But here is the thing, writing is what we do. Words are our “product.” And blogs are the samples to taste. Just like at Costco, I have a choice of 20 different frozen pizzas. Totino’s doesn’t have to hire some lady with a hairnet to fill the air with the smell of pizza yumminess, but they are smart enough to know that it will make people buy pizza who had no plans of buying pizza that day in the first place. Better yet, free samples will encourage consumers not just to buy pizza, but to buy their pizza. And Totino’s has to sacrifice a heck of a lot of free pizzas, but it is an investment for bigger sales and to create lifetime lovers of Totino’s Frozen Pizza. Totino’s also knows that it is a huge step ahead of all those other brands of frozen pizza that do not have their own lady in a hairnet handing out samples.
Fifteen years ago, we writers really had no efficient way to get “samples” of our voice and style out to the general public in hopes of creating a fan base. Now we do. And the best time to get started? Before you publish.
Who cares if your blog is crap? Who are you going to alienate? Five people? Your mom and closest writer friends will not abandon you if your first blogs are rough.
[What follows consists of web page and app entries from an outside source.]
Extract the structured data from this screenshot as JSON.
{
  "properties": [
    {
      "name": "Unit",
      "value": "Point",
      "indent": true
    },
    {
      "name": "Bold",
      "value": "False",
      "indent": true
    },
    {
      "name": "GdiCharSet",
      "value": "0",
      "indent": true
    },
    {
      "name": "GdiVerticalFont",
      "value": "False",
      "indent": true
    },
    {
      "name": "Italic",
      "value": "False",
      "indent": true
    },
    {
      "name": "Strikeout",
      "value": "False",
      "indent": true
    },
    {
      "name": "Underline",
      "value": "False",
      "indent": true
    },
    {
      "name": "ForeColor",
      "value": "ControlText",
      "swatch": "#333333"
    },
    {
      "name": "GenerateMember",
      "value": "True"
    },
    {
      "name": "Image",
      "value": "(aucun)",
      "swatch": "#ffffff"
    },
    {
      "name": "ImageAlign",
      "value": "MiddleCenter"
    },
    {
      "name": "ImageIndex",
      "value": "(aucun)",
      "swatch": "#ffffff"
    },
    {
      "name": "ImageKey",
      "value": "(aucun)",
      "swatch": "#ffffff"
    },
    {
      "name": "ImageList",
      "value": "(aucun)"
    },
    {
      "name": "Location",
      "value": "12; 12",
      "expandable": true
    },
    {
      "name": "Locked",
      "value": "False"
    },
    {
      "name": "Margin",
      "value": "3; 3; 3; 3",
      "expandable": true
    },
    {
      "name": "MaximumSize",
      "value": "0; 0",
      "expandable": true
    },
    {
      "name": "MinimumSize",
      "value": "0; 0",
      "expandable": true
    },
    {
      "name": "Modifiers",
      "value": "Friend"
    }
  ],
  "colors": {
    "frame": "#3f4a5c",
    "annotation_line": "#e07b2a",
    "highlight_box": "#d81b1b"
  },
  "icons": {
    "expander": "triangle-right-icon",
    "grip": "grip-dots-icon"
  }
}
I know when I first started blogging three years ago, I didn’t have a clue what I was doing. But guess what? I had 15 visits to my blog per month. No big career ender, there.
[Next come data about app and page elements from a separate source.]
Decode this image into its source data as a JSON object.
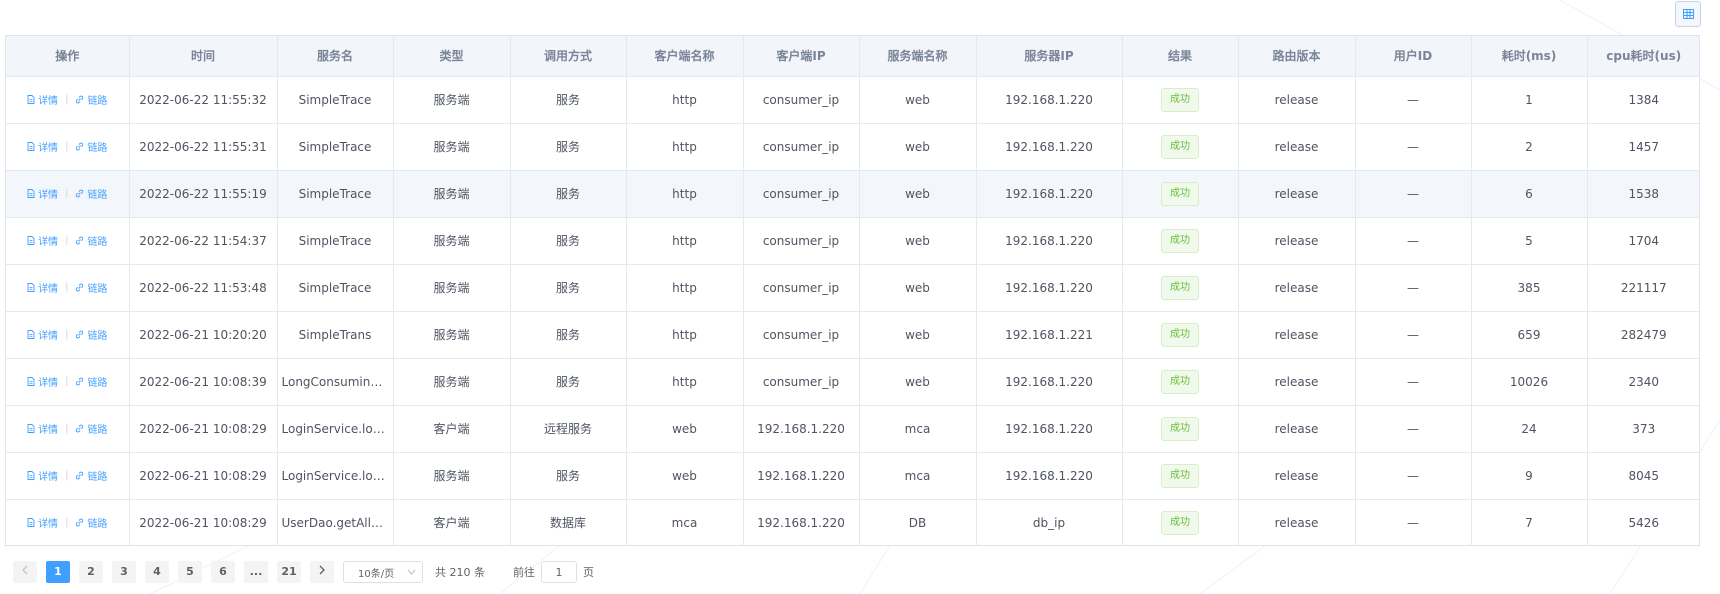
{
  "toolbar": {
    "column_toggle_icon": "table-icon"
  },
  "table": {
    "headers": [
      "操作",
      "时间",
      "服务名",
      "类型",
      "调用方式",
      "客户端名称",
      "客户端IP",
      "服务端名称",
      "服务器IP",
      "结果",
      "路由版本",
      "用户ID",
      "耗时(ms)",
      "cpu耗时(us)"
    ],
    "ops": {
      "detail": "详情",
      "trace": "链路"
    },
    "rows": [
      {
        "time": "2022-06-22 11:55:32",
        "service": "SimpleTrace",
        "type": "服务端",
        "call": "服务",
        "client_name": "http",
        "client_ip": "consumer_ip",
        "server_name": "web",
        "server_ip": "192.168.1.220",
        "result": "成功",
        "route": "release",
        "user_id": "—",
        "cost": "1",
        "cpu": "1384"
      },
      {
        "time": "2022-06-22 11:55:31",
        "service": "SimpleTrace",
        "type": "服务端",
        "call": "服务",
        "client_name": "http",
        "client_ip": "consumer_ip",
        "server_name": "web",
        "server_ip": "192.168.1.220",
        "result": "成功",
        "route": "release",
        "user_id": "—",
        "cost": "2",
        "cpu": "1457"
      },
      {
        "time": "2022-06-22 11:55:19",
        "service": "SimpleTrace",
        "type": "服务端",
        "call": "服务",
        "client_name": "http",
        "client_ip": "consumer_ip",
        "server_name": "web",
        "server_ip": "192.168.1.220",
        "result": "成功",
        "route": "release",
        "user_id": "—",
        "cost": "6",
        "cpu": "1538"
      },
      {
        "time": "2022-06-22 11:54:37",
        "service": "SimpleTrace",
        "type": "服务端",
        "call": "服务",
        "client_name": "http",
        "client_ip": "consumer_ip",
        "server_name": "web",
        "server_ip": "192.168.1.220",
        "result": "成功",
        "route": "release",
        "user_id": "—",
        "cost": "5",
        "cpu": "1704"
      },
      {
        "time": "2022-06-22 11:53:48",
        "service": "SimpleTrace",
        "type": "服务端",
        "call": "服务",
        "client_name": "http",
        "client_ip": "consumer_ip",
        "server_name": "web",
        "server_ip": "192.168.1.220",
        "result": "成功",
        "route": "release",
        "user_id": "—",
        "cost": "385",
        "cpu": "221117"
      },
      {
        "time": "2022-06-21 10:20:20",
        "service": "SimpleTrans",
        "type": "服务端",
        "call": "服务",
        "client_name": "http",
        "client_ip": "consumer_ip",
        "server_name": "web",
        "server_ip": "192.168.1.221",
        "result": "成功",
        "route": "release",
        "user_id": "—",
        "cost": "659",
        "cpu": "282479"
      },
      {
        "time": "2022-06-21 10:08:39",
        "service": "LongConsuming...",
        "type": "服务端",
        "call": "服务",
        "client_name": "http",
        "client_ip": "consumer_ip",
        "server_name": "web",
        "server_ip": "192.168.1.220",
        "result": "成功",
        "route": "release",
        "user_id": "—",
        "cost": "10026",
        "cpu": "2340"
      },
      {
        "time": "2022-06-21 10:08:29",
        "service": "LoginService.login",
        "type": "客户端",
        "call": "远程服务",
        "client_name": "web",
        "client_ip": "192.168.1.220",
        "server_name": "mca",
        "server_ip": "192.168.1.220",
        "result": "成功",
        "route": "release",
        "user_id": "—",
        "cost": "24",
        "cpu": "373"
      },
      {
        "time": "2022-06-21 10:08:29",
        "service": "LoginService.login",
        "type": "服务端",
        "call": "服务",
        "client_name": "web",
        "client_ip": "192.168.1.220",
        "server_name": "mca",
        "server_ip": "192.168.1.220",
        "result": "成功",
        "route": "release",
        "user_id": "—",
        "cost": "9",
        "cpu": "8045"
      },
      {
        "time": "2022-06-21 10:08:29",
        "service": "UserDao.getAllU...",
        "type": "客户端",
        "call": "数据库",
        "client_name": "mca",
        "client_ip": "192.168.1.220",
        "server_name": "DB",
        "server_ip": "db_ip",
        "result": "成功",
        "route": "release",
        "user_id": "—",
        "cost": "7",
        "cpu": "5426"
      }
    ]
  },
  "pagination": {
    "prev": "<",
    "next": ">",
    "pages": [
      "1",
      "2",
      "3",
      "4",
      "5",
      "6",
      "...",
      "21"
    ],
    "current": "1",
    "page_size": "10条/页",
    "total": "共 210 条",
    "goto_prefix": "前往",
    "goto_value": "1",
    "goto_suffix": "页"
  },
  "colors": {
    "accent": "#409eff",
    "success": "#67c23a"
  }
}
Blogging helped me accomplish a number of things. First, it made me disciplined. That isn’t always easy for unpublished writers. We don’t feel legit, and so we end up in a vicious cycle. We want to become published writers, but since we are not published we put off our writing to last behind “real job,” family, friends, pets, and highly needy household plants. When we have the perfect span of “free” time, then we feel comfortable to open Word and type some on our opus magnus.
Here is the deal. It doesn’t work that way. When you are published the deadline comes first beyond everything. It is your job. Can you show up to a job only when you “feel inspired” or are “in the mood”? No. Blogging is great training-wheels for later in your career as an author. Post a blog once a week no matter what. You will learn the discipline you will need one day as a “best-selling author” in baby steps. And here if you fall on your nose, only you and four followers will be the wiser. Waiting until a week before you query or even until your book comes out is just a formula to make yourself crazy.
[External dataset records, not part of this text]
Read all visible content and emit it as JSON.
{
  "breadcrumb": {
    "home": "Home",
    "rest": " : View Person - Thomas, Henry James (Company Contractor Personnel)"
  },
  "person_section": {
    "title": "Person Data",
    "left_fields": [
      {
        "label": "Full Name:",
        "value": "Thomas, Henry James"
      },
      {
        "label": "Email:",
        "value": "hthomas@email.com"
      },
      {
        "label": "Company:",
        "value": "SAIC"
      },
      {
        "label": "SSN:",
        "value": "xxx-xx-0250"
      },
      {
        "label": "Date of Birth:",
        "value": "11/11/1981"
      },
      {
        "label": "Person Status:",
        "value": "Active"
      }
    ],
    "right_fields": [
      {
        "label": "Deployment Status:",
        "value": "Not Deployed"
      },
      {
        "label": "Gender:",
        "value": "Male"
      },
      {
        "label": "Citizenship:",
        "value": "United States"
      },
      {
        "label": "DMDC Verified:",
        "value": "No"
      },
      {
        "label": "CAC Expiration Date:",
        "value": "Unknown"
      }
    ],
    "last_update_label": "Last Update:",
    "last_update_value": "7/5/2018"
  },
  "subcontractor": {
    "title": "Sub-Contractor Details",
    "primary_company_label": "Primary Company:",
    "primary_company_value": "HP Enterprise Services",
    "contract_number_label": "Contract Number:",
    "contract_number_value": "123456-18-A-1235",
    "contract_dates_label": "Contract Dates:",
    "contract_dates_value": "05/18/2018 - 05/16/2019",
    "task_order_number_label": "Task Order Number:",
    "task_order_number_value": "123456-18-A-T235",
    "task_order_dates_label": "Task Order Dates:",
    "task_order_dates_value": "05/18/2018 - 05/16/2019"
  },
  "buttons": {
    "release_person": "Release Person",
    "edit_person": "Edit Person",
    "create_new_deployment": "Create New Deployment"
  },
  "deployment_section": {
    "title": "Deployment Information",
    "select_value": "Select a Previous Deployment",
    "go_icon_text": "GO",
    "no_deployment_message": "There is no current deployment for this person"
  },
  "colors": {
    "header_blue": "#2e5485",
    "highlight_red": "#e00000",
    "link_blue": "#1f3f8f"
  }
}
Think what a stress relief it will be if, when your book hits the shelves, you have a social media and blog following in the thousands. The day you sign the contract with your agent is not the time to start blogging. Huge followings with thousands of hits per week or day are not born instantly. Start blogging when you are new and you get a chance to experiment, to improve, to modify content and to gain a following.
Blogging is becoming part of the career author’s job description whether we like it or not. If you stink, practice will make you better. Read blogs, read books about writing better blogs. Heck, Jody Hedlund has a great blog this week on just this subject.
And to be honest, part of why there are a lot of writers running around with no direction on blogging is that there hasn’t been a lot of guidance in this area. It is all so new. In my newly released book We Are Not Alone—The Writer’s Guide to Social Media I teach not only how to blog, but how to blog in a way designed to speak to readers and create fans for your books or even future books. Blogging about your cat or that your query letter was rejected is not the kind of content that will create a platform for your future novel.
So, after allllll of this, we again ask, “Do unpublished writers have to blog?”
No, but BEA statistics tell us that only 1 out of 10 first time novelists will ever see a second book in print. Blogging is a darn good way to beat these hellish odds. It can make the critical difference between one-hit-wonder and career author.
And in the end, there is always the easy way and the hard way .
Happy writing! Until next time…